It seems to me this is some way towards reconciling myself. I can be sad and still confident. I can joke and also be serious. And I can be both engaging and authentic. Of course I have to manage this in reality. Today is a test of that.

Letting it go


Back at work and as energetic and curious as ever. I sit at my desk tired of the view and feeling stale in general, but muscle memory is such that I remain proactive and enterprising.

One thing I’ve done is a bit of a clean-out. Generally, my desk is a bit of a mess, indicative of the variety of things I’m working on over a period. Today I sorted it all out, either filing the bits and pieces away, disposing of them, or handing them off to someone else. The handing off is the most significant gesture.

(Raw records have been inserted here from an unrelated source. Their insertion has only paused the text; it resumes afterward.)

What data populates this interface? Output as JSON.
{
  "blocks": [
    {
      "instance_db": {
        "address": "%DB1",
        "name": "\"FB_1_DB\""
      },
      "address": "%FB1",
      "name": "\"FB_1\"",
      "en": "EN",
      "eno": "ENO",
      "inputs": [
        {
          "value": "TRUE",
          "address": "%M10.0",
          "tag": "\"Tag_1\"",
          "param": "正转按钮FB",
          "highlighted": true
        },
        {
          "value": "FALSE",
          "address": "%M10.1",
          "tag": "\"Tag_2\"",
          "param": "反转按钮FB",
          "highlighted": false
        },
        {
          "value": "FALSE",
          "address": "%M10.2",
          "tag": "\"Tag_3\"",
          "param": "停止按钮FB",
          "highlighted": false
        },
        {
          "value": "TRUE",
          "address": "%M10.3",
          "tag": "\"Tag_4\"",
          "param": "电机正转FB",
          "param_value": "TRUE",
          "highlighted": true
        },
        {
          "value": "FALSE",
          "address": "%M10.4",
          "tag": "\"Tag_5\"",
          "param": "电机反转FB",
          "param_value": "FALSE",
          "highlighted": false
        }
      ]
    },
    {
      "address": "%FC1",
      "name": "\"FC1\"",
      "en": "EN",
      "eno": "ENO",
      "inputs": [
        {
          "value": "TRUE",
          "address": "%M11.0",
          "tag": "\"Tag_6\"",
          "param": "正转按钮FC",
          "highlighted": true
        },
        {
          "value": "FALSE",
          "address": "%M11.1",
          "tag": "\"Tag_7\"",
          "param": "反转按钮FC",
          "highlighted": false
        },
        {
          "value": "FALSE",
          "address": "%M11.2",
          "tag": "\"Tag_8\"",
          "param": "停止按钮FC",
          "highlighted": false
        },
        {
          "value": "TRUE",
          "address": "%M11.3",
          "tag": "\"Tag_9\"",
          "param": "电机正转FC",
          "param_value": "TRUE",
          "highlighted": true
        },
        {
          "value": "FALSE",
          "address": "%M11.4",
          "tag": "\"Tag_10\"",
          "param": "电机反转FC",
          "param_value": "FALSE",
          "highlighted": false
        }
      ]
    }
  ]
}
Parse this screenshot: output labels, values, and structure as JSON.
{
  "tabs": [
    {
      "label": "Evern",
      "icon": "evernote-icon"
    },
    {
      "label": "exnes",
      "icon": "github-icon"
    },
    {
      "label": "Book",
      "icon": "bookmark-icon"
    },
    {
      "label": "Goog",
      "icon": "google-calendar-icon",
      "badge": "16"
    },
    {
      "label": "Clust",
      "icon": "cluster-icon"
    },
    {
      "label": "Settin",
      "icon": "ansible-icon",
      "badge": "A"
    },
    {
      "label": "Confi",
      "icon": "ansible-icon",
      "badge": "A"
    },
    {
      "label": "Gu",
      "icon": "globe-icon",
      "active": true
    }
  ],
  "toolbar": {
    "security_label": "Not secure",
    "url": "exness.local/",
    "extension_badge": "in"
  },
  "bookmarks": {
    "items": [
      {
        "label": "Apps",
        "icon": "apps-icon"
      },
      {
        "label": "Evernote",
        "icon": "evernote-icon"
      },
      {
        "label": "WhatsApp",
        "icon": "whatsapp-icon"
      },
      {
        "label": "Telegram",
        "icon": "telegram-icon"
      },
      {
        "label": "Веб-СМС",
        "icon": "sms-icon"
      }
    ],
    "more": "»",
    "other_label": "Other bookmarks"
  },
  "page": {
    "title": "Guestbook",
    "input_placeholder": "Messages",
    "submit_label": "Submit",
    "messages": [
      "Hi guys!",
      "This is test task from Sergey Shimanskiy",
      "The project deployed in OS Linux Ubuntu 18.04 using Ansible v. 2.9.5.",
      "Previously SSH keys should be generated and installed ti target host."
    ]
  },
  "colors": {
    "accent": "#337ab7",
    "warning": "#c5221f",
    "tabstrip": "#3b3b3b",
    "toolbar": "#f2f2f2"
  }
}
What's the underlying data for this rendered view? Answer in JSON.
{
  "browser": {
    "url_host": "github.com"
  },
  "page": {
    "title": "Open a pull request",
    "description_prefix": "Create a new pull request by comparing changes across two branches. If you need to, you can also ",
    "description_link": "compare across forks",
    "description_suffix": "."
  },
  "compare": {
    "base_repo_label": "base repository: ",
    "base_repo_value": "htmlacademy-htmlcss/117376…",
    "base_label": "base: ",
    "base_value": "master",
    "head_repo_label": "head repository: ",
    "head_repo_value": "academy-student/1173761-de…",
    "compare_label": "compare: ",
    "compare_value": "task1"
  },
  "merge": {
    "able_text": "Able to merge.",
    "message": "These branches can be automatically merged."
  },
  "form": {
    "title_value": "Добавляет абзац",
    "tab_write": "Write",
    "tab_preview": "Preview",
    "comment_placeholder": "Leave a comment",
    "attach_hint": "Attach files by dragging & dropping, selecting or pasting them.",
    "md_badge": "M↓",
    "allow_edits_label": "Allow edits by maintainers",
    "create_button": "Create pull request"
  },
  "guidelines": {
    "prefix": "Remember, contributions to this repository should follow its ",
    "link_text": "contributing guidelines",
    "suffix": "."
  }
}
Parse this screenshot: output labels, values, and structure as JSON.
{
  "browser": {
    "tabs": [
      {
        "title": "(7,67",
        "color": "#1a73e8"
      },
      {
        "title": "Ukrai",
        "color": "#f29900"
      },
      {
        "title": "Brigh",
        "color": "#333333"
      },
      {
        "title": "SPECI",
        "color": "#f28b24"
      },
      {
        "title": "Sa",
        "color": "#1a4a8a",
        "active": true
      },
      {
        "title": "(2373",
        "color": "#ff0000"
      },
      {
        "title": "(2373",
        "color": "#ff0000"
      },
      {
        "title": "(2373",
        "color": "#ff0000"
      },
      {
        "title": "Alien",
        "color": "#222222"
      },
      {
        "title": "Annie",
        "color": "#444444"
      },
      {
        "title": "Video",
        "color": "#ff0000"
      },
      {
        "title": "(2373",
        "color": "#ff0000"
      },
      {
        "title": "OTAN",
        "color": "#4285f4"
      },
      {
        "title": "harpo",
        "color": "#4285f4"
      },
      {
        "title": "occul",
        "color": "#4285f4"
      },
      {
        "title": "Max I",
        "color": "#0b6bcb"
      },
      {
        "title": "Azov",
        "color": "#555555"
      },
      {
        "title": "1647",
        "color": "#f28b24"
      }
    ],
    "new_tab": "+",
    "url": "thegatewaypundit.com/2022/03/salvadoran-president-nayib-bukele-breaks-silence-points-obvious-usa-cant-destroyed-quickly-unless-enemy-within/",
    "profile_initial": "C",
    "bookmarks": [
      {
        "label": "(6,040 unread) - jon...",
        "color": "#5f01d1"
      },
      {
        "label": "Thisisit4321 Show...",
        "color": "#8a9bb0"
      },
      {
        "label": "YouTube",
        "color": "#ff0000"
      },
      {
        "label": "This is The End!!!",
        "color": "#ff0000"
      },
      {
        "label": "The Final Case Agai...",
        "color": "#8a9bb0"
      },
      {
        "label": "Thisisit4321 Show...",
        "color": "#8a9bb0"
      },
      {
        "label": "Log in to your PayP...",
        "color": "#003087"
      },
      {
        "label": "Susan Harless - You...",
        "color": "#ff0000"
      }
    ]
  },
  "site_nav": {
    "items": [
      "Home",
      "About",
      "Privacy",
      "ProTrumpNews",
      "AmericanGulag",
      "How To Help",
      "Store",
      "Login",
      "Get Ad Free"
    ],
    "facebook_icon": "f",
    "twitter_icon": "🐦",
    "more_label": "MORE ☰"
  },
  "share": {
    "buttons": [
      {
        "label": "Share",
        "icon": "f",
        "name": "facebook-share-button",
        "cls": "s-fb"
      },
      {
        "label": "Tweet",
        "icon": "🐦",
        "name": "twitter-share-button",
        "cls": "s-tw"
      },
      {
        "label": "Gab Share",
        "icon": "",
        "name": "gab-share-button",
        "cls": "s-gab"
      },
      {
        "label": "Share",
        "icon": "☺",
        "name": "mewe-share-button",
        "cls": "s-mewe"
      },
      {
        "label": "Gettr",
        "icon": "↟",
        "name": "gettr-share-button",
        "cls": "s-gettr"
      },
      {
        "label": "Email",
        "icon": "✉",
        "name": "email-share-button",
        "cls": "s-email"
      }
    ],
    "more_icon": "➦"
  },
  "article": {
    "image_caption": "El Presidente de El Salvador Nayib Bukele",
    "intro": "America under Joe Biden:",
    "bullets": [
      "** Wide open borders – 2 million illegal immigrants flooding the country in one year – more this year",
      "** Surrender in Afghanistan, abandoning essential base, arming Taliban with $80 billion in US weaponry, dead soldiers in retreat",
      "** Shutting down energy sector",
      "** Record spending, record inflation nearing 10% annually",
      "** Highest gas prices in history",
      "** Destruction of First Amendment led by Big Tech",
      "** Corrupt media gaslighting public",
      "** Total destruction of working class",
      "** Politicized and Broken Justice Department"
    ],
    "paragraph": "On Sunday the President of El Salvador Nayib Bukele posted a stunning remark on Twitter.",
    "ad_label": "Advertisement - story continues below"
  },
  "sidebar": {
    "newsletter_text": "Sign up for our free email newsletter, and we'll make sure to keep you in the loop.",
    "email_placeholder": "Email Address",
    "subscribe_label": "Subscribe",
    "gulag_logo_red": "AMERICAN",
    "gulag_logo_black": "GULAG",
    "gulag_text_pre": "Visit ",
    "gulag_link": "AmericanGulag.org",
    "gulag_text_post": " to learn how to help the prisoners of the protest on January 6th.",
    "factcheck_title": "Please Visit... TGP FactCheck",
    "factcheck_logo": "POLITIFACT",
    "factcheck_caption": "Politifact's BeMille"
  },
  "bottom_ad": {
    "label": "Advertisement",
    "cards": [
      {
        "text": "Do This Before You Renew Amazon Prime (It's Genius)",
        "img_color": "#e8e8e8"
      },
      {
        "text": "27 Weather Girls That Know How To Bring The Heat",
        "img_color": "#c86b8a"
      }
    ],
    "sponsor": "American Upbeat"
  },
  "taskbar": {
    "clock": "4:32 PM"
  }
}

Some of the things I gave away I’d put a lot of intellectual energy into. I’m someone who will research widely and get disparate perspectives on whatever is at hand. I’ll make notes, I’ll highlight things, I’ll ponder, analyse and discuss, and ultimately I’ll resolve an approach and solution. Through that period I’ll collect a lot of collateral material. What that means is that by the time I come to deploy I have a lot of supporting material, evidence and basic IP to back it up.

I can be protective of these things. This is my smarts. This is the product of my very thorough endeavours. I’m probably more protective of these things than I ever was before because so many times now I’ve seen my proposals re-branded and re-issued under the auspices of some other person or function. I’m not precious about these things, but it’s frustrating when I can’t get these things up and disappointing when they get up only when they figure they’re worthwhile – which is a lag of about 10-12 months by my reckoning.

This morning I gave away a lot of that stuff. I know it’s not going to get done in my name because I’m no longer involved in those areas, but I don’t want to see it wasted. There’s some good stuff there, and a lot of logical conclusions that are hard to refute when they get presented finally. The guy I gave it to was grateful and did the right thing by asking if I need to be involved in the socialisation of it all. I’ve basically given him a free hit but told him no, it’s all yours, use it.

I’m happy to get involved in the deployment if and when, because that’s my skillset, not his, because end of day no-one knows it better than me, and because I want to see these things done. This is part of the process of letting things go, nonetheless.

Otherwise, it appears that most people have guessed that my break last week was for mental health reasons. I find myself curiously indifferent to that. I’d have preferred to control that message myself, and I’m a little miffed that they were so careless with what is personal information, but, meh. When people ask I just shrug my shoulders and tell them I spat the dummy at work and took the rest of the week off. They laugh or nod their head in understanding and it becomes a bit of a shared joke.